Work request
For the material that follows, list every line containing the word "handle".

Material for this task

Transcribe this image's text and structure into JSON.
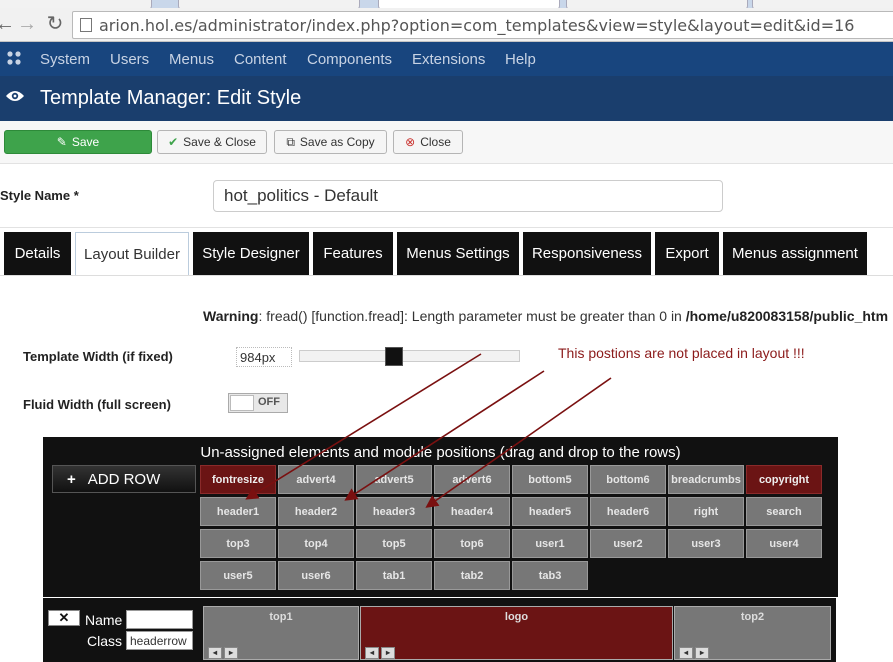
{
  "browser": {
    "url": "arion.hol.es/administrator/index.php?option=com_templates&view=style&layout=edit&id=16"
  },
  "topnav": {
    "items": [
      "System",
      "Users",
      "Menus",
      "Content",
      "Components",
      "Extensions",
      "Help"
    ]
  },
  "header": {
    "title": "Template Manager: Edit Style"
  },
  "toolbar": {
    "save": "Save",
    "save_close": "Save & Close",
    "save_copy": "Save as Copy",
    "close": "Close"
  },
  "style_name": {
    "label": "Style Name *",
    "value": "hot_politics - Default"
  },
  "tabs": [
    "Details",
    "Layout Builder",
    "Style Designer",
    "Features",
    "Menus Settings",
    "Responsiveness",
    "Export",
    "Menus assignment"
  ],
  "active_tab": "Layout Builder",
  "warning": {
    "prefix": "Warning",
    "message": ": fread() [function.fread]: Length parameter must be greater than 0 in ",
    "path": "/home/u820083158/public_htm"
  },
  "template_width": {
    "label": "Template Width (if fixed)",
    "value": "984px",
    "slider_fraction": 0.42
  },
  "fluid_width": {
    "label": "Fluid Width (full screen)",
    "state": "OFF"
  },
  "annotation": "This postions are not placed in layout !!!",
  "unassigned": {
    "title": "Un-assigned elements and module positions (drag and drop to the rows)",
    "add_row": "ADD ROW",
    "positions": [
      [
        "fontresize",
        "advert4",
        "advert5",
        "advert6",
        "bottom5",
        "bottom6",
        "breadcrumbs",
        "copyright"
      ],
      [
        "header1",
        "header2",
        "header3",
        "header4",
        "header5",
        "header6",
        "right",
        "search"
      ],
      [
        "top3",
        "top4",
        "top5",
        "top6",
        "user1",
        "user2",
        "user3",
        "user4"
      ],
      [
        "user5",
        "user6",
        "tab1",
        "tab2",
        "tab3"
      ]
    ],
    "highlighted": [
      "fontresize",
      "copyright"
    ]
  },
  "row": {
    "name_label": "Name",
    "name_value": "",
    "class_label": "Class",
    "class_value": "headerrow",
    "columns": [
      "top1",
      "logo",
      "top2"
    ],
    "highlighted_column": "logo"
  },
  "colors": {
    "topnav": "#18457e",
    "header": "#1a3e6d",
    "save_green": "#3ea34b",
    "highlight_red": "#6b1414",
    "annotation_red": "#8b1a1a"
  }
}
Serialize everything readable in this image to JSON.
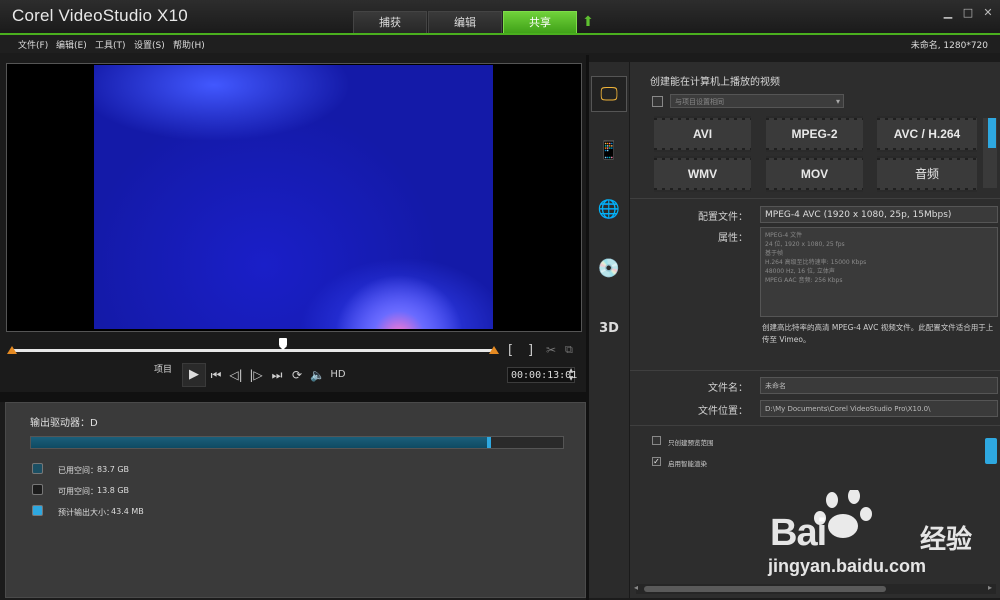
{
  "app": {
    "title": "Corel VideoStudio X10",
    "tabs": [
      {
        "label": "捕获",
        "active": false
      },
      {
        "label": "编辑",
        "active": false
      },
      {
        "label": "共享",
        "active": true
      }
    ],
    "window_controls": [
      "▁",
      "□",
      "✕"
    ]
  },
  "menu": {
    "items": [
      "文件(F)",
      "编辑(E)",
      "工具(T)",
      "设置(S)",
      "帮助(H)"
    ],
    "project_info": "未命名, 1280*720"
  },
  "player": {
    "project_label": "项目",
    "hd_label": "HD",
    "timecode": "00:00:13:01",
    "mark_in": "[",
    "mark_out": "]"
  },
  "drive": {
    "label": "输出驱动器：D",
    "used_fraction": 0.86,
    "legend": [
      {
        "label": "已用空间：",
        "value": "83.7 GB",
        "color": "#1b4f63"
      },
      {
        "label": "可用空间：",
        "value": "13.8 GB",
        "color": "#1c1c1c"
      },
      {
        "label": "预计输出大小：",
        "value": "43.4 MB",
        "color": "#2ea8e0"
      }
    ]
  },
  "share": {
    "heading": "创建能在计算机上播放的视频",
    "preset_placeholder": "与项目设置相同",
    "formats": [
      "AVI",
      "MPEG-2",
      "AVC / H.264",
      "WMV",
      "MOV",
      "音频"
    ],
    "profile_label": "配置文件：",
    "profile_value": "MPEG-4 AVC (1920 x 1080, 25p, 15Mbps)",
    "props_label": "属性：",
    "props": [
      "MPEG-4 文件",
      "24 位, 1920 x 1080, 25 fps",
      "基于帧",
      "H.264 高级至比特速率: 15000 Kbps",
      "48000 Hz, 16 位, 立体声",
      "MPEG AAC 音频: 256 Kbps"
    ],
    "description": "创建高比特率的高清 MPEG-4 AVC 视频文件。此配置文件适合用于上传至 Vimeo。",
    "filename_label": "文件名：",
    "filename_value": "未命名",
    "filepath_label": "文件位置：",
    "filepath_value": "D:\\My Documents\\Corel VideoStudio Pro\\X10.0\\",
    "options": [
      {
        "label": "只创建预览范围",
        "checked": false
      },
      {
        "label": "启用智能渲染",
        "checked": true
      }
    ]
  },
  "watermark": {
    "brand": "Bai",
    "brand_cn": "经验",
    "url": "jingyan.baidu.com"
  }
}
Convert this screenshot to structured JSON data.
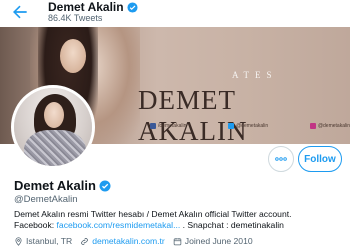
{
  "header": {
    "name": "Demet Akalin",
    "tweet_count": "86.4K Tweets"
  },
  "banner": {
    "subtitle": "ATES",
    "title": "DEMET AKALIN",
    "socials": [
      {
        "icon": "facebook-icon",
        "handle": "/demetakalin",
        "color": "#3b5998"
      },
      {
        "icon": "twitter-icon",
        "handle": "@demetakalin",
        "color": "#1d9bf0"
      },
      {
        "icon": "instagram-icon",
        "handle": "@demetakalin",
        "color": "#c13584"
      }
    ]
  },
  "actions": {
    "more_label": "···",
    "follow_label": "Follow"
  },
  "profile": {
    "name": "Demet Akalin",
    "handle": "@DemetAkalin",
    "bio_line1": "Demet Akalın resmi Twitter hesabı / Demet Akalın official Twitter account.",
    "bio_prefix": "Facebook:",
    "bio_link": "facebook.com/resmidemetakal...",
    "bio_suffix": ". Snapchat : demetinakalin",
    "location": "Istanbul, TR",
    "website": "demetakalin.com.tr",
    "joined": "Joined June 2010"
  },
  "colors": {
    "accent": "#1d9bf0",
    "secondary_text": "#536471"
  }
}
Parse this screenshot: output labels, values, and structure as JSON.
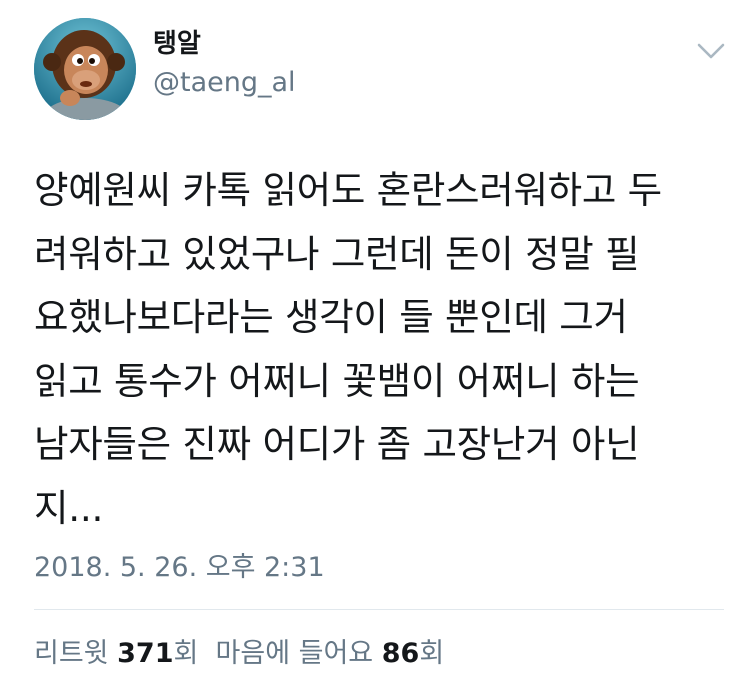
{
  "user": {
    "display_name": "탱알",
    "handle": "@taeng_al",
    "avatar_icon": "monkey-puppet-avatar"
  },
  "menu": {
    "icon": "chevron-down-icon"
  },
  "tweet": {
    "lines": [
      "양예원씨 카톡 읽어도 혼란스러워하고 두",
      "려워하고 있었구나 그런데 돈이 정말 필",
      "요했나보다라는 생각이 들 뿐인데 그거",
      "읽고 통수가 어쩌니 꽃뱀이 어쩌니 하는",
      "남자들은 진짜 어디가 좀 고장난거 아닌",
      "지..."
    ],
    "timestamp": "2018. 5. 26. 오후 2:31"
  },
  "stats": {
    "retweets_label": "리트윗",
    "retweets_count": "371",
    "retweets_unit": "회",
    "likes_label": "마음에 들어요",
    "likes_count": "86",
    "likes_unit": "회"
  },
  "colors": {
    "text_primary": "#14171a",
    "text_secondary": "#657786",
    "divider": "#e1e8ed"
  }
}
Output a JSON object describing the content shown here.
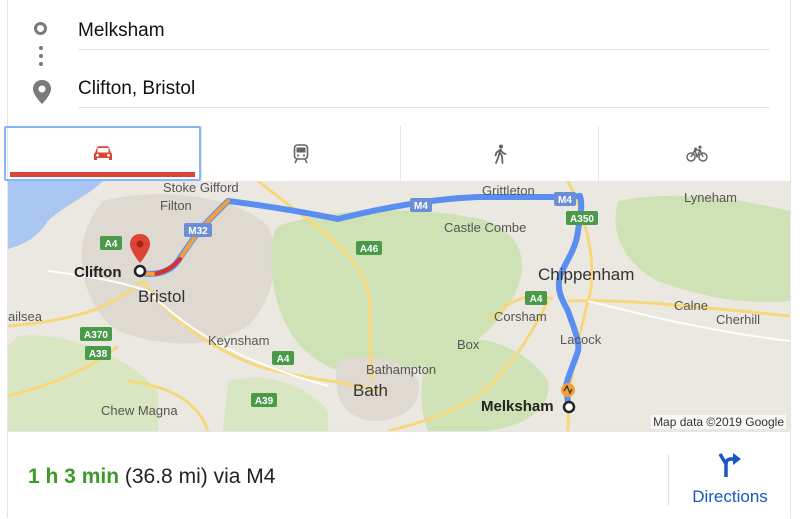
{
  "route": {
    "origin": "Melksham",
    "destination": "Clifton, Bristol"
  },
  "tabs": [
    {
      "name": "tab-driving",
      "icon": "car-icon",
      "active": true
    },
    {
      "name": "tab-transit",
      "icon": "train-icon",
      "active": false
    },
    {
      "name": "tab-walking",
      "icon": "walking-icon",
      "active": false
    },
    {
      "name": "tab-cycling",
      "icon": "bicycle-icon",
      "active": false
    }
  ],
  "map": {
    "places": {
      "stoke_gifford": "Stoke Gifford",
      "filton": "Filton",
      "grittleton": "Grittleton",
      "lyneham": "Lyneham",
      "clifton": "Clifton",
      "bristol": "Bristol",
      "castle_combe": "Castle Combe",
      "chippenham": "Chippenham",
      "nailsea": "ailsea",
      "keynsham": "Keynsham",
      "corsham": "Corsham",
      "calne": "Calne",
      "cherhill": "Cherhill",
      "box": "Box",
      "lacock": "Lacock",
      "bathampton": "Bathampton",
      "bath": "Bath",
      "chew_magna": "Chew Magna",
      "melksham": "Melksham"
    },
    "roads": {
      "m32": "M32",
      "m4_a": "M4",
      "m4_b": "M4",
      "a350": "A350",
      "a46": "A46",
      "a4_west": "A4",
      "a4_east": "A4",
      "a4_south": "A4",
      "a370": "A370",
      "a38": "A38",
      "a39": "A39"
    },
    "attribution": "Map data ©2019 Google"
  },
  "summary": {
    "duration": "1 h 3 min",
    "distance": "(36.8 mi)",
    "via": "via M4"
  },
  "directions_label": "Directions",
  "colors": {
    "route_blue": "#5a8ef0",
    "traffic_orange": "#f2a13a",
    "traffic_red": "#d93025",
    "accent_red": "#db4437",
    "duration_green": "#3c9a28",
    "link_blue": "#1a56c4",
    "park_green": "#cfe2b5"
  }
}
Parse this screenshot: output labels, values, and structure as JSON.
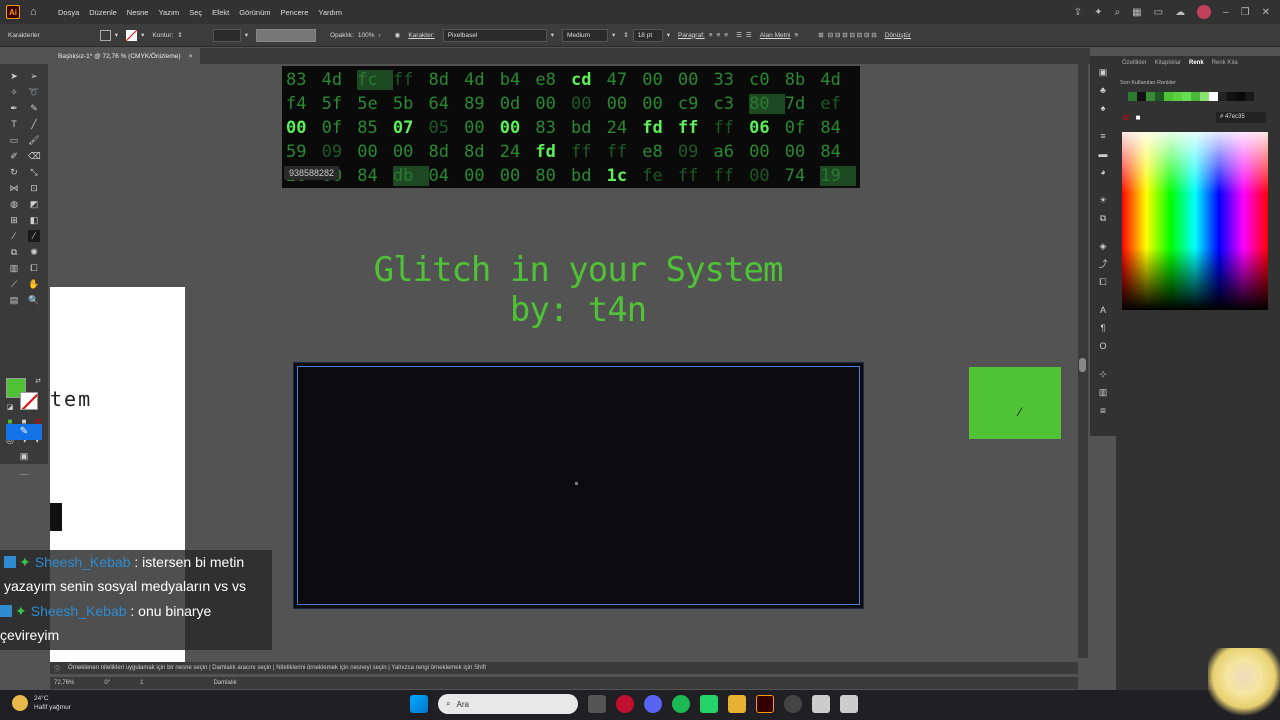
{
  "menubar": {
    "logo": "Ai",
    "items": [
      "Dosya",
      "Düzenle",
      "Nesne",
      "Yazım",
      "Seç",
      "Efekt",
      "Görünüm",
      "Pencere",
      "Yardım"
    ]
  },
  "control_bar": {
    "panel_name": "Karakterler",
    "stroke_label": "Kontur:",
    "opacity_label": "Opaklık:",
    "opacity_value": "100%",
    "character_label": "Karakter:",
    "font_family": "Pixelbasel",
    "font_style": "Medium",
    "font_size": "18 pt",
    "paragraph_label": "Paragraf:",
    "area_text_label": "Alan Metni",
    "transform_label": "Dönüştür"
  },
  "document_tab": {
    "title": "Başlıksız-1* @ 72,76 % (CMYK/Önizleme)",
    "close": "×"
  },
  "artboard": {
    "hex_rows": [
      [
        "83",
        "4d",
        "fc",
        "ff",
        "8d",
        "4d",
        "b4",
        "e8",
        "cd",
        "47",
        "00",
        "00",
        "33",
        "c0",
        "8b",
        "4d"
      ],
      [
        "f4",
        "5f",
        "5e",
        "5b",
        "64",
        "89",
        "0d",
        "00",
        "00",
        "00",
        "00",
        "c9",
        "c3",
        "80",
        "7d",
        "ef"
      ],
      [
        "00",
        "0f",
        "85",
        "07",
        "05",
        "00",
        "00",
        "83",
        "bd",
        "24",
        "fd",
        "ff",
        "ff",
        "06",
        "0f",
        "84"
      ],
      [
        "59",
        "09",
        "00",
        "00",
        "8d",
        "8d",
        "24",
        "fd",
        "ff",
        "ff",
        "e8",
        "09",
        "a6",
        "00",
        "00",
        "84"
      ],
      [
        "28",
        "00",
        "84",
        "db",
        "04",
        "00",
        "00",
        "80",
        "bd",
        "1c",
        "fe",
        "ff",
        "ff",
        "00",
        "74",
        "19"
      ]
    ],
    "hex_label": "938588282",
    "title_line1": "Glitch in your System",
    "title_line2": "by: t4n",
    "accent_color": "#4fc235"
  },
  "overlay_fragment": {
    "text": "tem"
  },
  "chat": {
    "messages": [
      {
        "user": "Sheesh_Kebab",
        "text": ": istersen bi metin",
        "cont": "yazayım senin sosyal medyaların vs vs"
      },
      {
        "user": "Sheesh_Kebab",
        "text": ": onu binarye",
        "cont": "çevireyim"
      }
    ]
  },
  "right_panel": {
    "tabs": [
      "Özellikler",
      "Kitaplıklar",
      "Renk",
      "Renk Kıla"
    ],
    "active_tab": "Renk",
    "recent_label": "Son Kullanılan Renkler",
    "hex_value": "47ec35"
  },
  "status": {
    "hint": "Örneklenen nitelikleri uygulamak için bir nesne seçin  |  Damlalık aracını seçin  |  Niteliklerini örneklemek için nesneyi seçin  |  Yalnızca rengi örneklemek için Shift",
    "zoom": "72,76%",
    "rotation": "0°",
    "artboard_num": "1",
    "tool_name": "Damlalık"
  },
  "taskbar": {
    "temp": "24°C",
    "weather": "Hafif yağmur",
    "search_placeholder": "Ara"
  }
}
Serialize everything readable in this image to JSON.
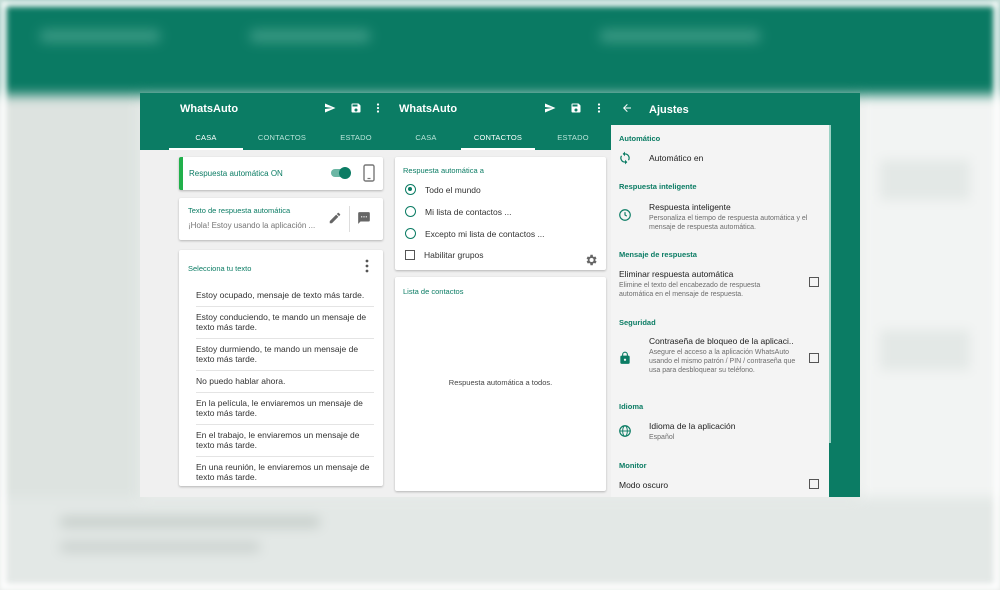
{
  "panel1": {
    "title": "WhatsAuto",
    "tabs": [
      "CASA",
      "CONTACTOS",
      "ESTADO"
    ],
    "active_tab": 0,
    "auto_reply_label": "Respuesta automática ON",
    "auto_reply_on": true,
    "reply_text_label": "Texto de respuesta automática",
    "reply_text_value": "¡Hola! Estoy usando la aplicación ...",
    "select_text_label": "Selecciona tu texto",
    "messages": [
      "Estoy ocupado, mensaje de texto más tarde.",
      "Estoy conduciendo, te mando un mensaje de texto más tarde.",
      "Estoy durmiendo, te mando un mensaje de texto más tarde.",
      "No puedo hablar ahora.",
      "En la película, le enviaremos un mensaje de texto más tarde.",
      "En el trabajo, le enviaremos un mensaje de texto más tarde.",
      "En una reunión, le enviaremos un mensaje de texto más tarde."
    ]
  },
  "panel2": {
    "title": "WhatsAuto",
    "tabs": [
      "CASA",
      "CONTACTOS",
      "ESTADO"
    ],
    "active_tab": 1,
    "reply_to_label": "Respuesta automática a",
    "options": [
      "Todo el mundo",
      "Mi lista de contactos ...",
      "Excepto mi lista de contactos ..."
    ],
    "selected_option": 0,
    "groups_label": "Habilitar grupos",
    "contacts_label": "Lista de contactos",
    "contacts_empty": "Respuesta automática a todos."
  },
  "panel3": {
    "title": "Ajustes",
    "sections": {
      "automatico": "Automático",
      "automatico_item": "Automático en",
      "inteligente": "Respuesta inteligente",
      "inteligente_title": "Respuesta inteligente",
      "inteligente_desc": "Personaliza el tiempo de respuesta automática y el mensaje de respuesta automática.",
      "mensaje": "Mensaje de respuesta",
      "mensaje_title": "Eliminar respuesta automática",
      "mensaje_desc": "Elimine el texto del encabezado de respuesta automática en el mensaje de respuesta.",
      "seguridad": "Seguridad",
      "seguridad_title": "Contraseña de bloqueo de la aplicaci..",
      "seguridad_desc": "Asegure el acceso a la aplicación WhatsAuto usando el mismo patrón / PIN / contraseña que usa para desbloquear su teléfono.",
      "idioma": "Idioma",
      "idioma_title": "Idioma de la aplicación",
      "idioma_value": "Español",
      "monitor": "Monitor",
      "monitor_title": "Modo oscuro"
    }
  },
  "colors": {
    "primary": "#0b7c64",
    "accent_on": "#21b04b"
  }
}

Task result
        "handle": "/demetakalin",
        "handle": "@demetakalin",
        "handle": "@demetakalin",
    "handle": "@DemetAkalin",
    "handle": "@taeng_al",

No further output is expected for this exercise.